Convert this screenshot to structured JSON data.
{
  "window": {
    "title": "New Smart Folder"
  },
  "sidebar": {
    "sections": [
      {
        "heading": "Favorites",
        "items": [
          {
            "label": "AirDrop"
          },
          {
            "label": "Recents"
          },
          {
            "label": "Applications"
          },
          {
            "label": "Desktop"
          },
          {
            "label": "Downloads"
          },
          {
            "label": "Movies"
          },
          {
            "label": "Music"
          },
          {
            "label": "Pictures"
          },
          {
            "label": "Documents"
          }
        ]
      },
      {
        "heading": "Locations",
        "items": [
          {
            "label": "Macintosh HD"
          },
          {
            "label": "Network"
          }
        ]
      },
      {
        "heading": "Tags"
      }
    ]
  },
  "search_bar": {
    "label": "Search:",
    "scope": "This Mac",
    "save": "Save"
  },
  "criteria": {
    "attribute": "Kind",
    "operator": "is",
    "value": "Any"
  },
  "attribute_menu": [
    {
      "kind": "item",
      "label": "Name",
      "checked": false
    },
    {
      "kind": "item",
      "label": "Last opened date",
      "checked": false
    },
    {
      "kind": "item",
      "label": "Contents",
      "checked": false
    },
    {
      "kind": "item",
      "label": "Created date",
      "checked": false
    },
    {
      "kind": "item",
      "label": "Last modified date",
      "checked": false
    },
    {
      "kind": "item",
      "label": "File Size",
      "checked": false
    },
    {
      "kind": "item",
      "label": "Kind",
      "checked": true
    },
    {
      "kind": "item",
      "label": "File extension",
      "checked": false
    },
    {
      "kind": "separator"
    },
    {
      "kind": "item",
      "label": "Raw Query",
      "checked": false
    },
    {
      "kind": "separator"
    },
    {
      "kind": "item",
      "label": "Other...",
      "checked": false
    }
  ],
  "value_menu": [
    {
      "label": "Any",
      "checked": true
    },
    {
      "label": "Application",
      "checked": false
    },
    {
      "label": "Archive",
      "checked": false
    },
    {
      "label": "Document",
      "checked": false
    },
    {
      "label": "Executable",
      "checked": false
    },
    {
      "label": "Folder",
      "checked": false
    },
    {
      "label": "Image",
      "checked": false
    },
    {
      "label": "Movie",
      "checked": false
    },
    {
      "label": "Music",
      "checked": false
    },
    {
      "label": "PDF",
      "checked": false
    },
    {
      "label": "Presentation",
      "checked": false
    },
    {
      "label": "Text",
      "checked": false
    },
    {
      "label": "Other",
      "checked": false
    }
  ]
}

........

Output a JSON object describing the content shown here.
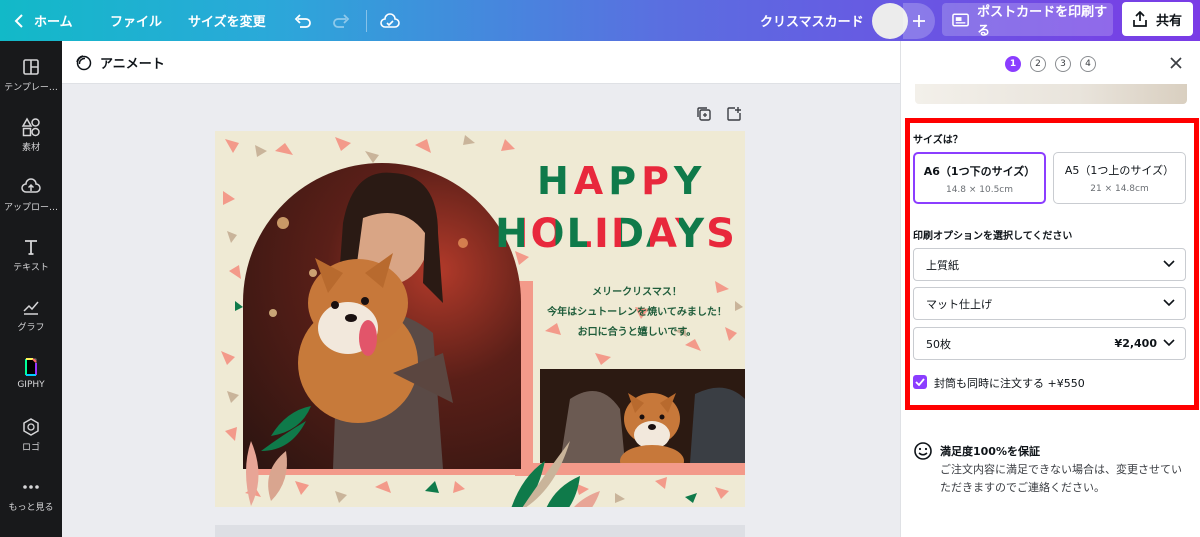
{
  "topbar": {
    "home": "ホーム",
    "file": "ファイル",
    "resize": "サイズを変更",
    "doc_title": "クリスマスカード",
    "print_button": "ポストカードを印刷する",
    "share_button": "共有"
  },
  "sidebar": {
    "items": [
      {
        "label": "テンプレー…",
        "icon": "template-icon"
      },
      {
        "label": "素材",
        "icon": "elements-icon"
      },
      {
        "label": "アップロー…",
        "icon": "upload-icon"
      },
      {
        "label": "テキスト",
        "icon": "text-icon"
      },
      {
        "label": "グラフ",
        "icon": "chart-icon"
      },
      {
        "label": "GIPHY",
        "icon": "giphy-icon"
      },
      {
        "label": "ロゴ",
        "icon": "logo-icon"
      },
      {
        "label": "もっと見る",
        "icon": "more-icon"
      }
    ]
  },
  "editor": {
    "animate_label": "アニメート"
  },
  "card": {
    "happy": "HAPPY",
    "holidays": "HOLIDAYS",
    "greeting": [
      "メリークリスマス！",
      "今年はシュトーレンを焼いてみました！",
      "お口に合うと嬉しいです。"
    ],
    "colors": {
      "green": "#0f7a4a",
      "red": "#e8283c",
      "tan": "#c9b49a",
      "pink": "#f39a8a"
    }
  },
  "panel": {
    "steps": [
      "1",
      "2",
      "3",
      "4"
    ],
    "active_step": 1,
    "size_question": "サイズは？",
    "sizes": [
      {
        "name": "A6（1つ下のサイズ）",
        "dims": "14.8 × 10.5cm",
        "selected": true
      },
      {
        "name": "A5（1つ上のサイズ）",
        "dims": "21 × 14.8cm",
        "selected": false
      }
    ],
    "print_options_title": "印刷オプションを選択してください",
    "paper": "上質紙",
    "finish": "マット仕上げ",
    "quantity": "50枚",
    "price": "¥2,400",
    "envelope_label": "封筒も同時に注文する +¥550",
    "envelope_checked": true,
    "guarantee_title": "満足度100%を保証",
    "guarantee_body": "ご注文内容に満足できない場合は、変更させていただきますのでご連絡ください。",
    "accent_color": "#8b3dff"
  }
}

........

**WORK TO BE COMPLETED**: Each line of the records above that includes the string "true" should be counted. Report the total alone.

**ANSWER BOX**: 4